Europe is facing a mass influx of refugees from outside the region for the first time in its history, as people flee persecution and conflict in countries such as Syria and Iraq. And its politicians are struggling to find a coherent response.
At the European level, the EU’s supposed common asylum and immigration policy has been stretched to breaking point. While politicians and the media have inappropriately characterised this as a “migrant crisis”, the overwhelming majority of people are coming from refugee-producing countries.
Europe has a proud history of protecting refugees – it created the modern refugee regime after the Holocaust. This tradition is under threat.
Europe needs to provide asylum, but it also needs to take a global perspective.

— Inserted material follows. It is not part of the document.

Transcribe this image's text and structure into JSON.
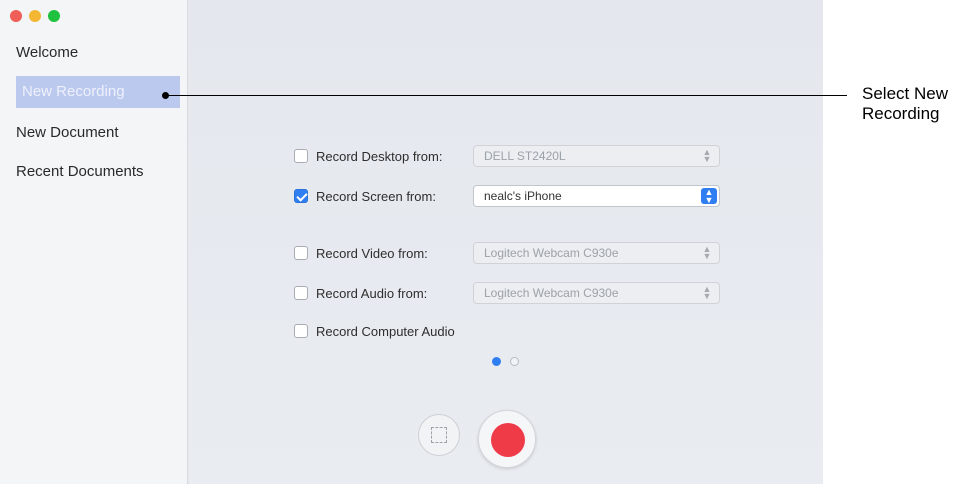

Only a tiny proportion of the world’s 20 million refugees come to Europe: 95% are in the countries that neighbour conflict and crisis, mainly in developing regions. About 3.5 million Syrians are in Turkey, Lebanon, and Jordan. More than 500,000 Somalis are in Kenya. More than two million Afghans are in Pakistan and Iran.